- Exercise data -
--
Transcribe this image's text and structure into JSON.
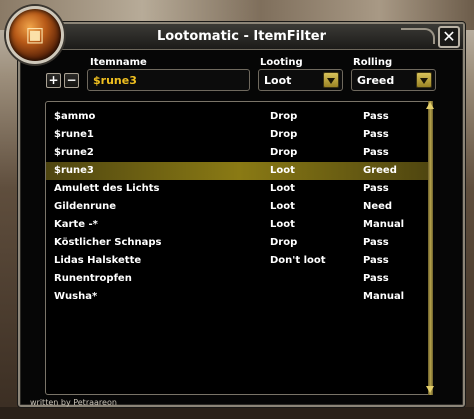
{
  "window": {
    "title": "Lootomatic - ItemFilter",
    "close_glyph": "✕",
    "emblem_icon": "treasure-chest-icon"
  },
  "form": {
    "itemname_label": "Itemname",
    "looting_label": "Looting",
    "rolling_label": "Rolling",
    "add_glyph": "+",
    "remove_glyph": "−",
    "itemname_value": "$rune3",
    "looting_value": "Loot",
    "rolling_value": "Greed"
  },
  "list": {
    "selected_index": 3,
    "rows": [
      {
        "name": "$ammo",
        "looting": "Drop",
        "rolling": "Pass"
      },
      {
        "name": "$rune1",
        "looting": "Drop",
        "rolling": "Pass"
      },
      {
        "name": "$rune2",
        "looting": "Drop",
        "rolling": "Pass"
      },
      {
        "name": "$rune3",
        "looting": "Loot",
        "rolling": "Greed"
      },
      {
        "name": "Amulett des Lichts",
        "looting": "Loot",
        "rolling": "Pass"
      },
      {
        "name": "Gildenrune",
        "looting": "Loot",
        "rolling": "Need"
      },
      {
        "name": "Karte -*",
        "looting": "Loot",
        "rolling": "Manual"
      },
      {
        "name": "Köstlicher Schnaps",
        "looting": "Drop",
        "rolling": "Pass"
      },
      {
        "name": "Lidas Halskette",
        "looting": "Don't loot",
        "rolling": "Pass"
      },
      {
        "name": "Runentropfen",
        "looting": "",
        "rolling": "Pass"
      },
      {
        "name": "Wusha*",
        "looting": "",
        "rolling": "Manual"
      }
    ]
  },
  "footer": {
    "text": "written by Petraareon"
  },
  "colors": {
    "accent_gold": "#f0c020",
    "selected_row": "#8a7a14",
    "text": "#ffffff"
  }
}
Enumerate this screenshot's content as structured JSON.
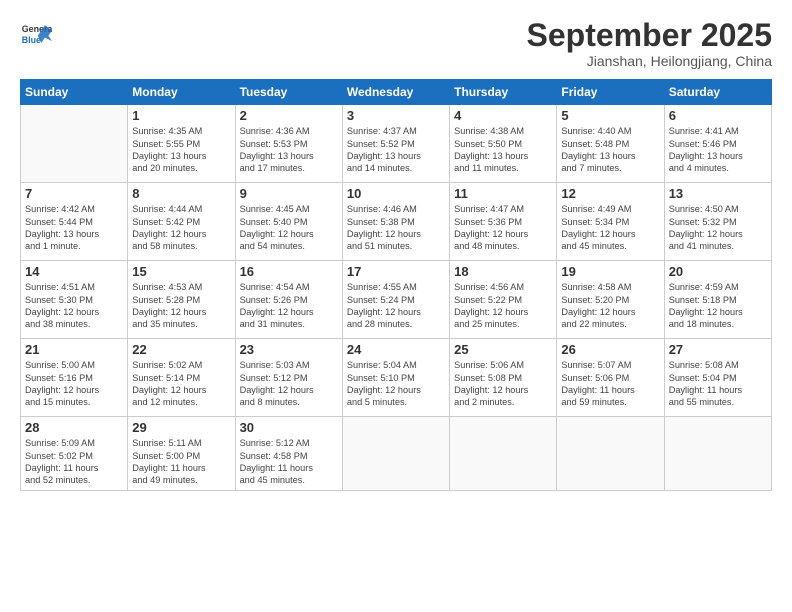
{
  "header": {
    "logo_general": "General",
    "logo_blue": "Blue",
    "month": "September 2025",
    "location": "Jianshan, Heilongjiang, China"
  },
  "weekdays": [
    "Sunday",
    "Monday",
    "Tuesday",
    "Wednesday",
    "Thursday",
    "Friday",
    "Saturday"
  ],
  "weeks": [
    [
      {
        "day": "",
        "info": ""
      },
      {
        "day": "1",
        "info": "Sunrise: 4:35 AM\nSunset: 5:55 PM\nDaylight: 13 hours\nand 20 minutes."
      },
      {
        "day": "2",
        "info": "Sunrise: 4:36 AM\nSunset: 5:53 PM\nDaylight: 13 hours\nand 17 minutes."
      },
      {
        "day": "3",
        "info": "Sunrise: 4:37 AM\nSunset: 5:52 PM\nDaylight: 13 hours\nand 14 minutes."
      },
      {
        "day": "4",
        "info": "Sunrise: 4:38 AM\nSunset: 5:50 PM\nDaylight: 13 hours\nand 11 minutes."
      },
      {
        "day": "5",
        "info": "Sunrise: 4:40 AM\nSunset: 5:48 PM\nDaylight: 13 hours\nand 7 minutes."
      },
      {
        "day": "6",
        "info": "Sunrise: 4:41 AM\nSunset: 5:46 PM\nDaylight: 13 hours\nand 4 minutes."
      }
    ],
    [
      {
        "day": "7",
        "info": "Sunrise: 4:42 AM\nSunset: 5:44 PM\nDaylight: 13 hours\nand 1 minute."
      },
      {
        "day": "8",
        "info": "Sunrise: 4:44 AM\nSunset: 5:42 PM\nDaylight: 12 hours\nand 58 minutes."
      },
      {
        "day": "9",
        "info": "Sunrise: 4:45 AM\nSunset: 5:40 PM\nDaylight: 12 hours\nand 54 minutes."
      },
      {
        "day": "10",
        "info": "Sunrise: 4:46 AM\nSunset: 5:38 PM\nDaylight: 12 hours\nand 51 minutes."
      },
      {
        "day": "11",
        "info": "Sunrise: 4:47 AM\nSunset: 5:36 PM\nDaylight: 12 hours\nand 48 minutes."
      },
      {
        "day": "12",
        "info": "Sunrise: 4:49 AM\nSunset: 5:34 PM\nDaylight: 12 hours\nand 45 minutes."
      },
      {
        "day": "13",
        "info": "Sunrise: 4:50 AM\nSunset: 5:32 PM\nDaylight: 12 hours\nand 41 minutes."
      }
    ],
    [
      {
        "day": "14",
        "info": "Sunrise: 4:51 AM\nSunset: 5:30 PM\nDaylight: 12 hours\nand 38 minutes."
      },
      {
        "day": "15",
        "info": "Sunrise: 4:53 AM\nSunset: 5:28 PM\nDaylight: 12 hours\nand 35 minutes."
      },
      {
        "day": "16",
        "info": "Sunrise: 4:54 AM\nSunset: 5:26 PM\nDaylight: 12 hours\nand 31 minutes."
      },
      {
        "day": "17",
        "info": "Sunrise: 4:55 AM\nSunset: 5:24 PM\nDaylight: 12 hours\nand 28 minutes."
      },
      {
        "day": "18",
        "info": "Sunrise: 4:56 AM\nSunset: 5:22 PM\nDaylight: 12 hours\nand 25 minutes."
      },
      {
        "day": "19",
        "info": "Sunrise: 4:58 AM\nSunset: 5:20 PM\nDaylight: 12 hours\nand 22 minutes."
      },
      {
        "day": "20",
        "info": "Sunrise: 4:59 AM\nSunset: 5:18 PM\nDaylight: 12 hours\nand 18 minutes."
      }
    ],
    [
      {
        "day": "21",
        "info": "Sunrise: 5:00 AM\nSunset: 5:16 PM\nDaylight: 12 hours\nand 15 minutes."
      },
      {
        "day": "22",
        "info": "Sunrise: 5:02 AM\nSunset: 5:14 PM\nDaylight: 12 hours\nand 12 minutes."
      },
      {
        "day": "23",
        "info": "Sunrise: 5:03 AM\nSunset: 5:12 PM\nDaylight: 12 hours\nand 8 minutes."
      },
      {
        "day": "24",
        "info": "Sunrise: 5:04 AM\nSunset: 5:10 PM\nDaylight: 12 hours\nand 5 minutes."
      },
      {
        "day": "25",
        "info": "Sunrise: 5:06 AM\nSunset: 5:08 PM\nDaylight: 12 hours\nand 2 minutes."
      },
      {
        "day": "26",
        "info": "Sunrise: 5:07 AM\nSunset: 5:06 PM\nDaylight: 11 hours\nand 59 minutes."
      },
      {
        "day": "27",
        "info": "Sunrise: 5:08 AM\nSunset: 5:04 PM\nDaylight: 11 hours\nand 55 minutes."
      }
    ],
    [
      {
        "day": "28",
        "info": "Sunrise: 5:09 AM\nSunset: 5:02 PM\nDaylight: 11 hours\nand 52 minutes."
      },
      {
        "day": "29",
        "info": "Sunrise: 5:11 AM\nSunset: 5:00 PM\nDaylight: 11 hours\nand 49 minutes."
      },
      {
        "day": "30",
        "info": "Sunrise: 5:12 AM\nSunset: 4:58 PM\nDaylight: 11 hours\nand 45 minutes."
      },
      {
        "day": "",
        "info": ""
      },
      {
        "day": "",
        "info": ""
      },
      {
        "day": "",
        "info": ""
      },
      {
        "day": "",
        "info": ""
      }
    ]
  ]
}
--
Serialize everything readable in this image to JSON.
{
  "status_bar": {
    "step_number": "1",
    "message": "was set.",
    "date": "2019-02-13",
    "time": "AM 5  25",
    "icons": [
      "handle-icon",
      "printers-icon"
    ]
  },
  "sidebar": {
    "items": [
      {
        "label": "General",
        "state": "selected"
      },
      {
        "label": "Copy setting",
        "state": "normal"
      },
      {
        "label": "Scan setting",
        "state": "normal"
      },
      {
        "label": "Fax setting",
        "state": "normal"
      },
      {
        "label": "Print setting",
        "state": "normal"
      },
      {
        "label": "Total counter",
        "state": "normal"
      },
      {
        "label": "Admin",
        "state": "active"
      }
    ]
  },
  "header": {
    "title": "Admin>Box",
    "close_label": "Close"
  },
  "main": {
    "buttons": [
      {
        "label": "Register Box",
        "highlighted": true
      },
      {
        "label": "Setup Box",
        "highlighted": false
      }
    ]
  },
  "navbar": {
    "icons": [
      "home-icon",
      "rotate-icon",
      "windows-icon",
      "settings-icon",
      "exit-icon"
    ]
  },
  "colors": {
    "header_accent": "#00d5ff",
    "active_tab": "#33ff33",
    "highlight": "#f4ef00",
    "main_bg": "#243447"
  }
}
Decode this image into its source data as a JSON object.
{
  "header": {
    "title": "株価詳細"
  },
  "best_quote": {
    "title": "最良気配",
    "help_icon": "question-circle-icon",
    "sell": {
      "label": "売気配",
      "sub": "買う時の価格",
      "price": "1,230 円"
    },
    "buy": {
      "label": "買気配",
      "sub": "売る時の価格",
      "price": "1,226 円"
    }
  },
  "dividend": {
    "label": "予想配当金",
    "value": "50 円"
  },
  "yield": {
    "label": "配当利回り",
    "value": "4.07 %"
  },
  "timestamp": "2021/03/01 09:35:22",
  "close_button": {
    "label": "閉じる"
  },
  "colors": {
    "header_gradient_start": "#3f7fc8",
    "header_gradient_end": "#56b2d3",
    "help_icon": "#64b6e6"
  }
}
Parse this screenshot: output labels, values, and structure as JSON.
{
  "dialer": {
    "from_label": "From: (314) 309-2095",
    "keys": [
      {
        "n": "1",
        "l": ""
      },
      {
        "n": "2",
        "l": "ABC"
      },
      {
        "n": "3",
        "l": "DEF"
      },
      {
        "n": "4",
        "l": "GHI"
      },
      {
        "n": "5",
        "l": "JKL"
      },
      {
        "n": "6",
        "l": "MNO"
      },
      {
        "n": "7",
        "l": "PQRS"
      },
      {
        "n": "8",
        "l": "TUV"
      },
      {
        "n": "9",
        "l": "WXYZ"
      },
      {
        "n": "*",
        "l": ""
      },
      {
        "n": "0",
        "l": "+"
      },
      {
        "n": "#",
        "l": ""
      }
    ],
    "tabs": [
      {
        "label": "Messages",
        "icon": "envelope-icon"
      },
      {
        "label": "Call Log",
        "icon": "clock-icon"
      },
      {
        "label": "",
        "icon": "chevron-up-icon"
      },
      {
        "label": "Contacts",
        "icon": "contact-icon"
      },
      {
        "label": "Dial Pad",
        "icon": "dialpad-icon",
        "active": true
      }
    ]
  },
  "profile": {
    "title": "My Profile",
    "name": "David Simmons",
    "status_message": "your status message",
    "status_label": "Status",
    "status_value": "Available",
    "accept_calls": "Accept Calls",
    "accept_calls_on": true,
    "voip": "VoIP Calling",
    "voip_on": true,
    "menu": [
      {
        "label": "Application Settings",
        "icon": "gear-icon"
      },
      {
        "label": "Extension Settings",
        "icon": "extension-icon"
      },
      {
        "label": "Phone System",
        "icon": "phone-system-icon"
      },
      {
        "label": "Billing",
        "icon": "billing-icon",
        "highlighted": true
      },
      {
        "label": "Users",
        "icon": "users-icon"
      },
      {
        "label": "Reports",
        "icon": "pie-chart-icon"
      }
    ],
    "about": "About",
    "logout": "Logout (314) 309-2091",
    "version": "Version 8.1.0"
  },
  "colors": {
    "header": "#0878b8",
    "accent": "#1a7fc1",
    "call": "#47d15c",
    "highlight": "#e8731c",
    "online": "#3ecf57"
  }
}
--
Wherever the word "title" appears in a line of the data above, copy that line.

- Exercise answer -
    "title": "Lootomatic - ItemFilter",
    "title": "Admin>Box",
    "title": "株価詳細"
    "title": "最良気配",
    "title": "My Profile",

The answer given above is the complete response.